◆ ACTION ITEM:
The records below must be reproduced exactly, excluding any pictures.

(Dataset entries)

▼▼▼

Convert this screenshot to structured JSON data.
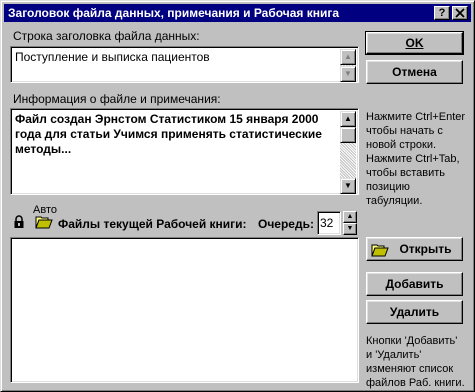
{
  "window": {
    "title": "Заголовок файла данных, примечания и Рабочая книга",
    "help_button": "?",
    "close_button": "×"
  },
  "header": {
    "label": "Строка заголовка файла данных:",
    "value": "Поступление и выписка пациентов"
  },
  "info": {
    "label": "Информация о файле и примечания:",
    "value": "Файл создан Эрнстом Статистиком 15 января 2000 года для статьи Учимся применять статистические методы..."
  },
  "workbook": {
    "auto_label": "Авто",
    "files_label": "Файлы текущей Рабочей книги:",
    "queue_label": "Очередь:",
    "queue_value": "32",
    "files": []
  },
  "buttons": {
    "ok": "OK",
    "cancel": "Отмена",
    "open": "Открыть",
    "add": "Добавить",
    "delete": "Удалить"
  },
  "help": {
    "notes_tip": "Нажмите Ctrl+Enter\nчтобы начать с\nновой строки.\nНажмите Ctrl+Tab,\nчтобы вставить\nпозицию\nтабуляции.",
    "workbook_tip": "Кнопки 'Добавить'\nи 'Удалить'\nизменяют список\nфайлов Раб. книги."
  },
  "icons": {
    "lock": "lock-icon",
    "folder": "folder-open-icon"
  }
}
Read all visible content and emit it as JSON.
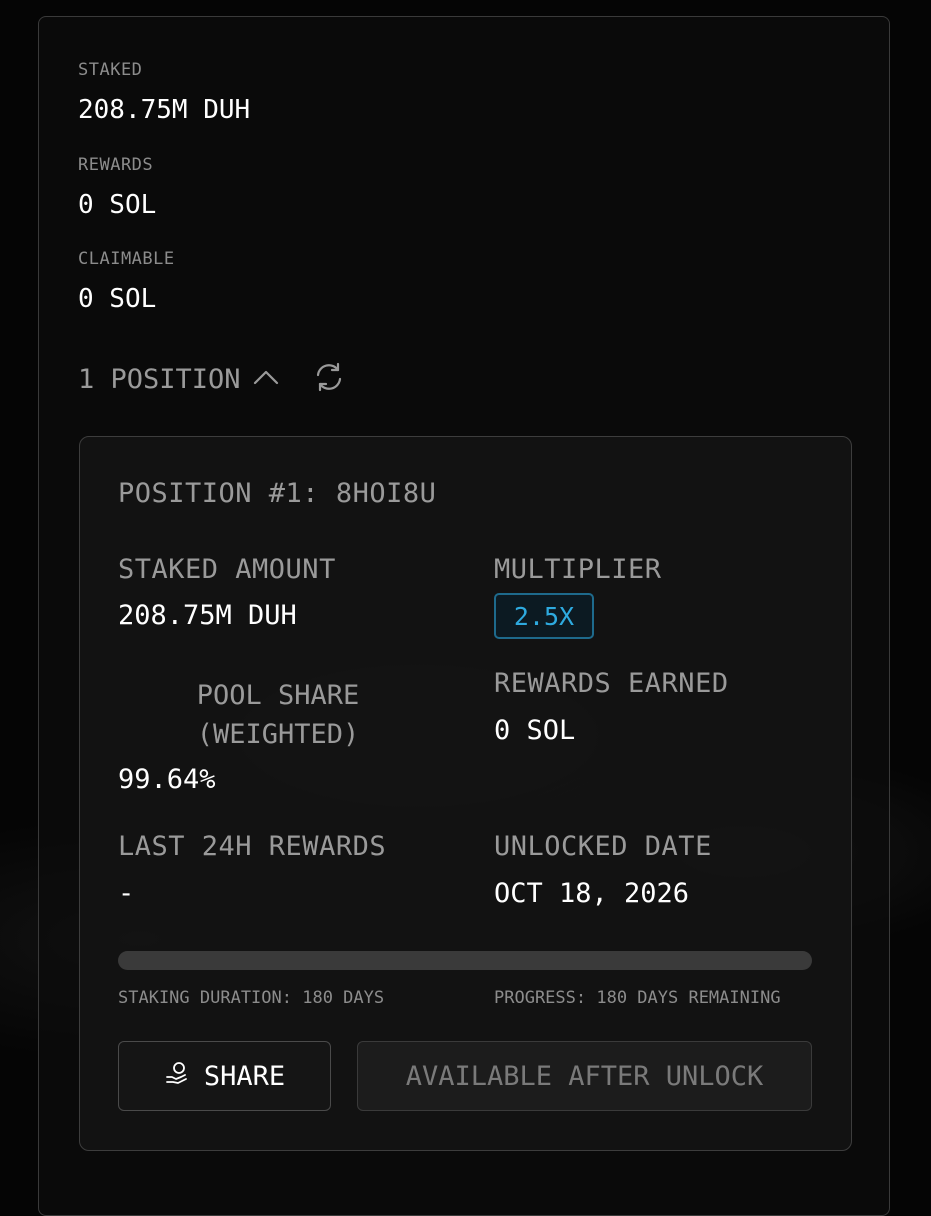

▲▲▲

◆ ANSWER TO THIS EXERCISE:
Convert this screenshot to structured JSON data.
{
  "window": {
    "title": "Заголовок файла данных, примечания и Рабочая книга",
    "help_button": "?",
    "close_button": "×"
  },
  "header": {
    "label": "Строка заголовка файла данных:",
    "value": "Поступление и выписка пациентов"
  },
  "info": {
    "label": "Информация о файле и примечания:",
    "value": "Файл создан Эрнстом Статистиком 15 января 2000 года для статьи Учимся применять статистические методы..."
  },
  "workbook": {
    "auto_label": "Авто",
    "files_label": "Файлы текущей Рабочей книги:",
    "queue_label": "Очередь:",
    "queue_value": "32",
    "files": []
  },
  "buttons": {
    "ok": "OK",
    "cancel": "Отмена",
    "open": "Открыть",
    "add": "Добавить",
    "delete": "Удалить"
  },
  "help": {
    "notes_tip": "Нажмите Ctrl+Enter\nчтобы начать с\nновой строки.\nНажмите Ctrl+Tab,\nчтобы вставить\nпозицию\nтабуляции.",
    "workbook_tip": "Кнопки 'Добавить'\nи 'Удалить'\nизменяют список\nфайлов Раб. книги."
  },
  "icons": {
    "lock": "lock-icon",
    "folder": "folder-open-icon"
  }
}
Read all visible content and emit it as JSON.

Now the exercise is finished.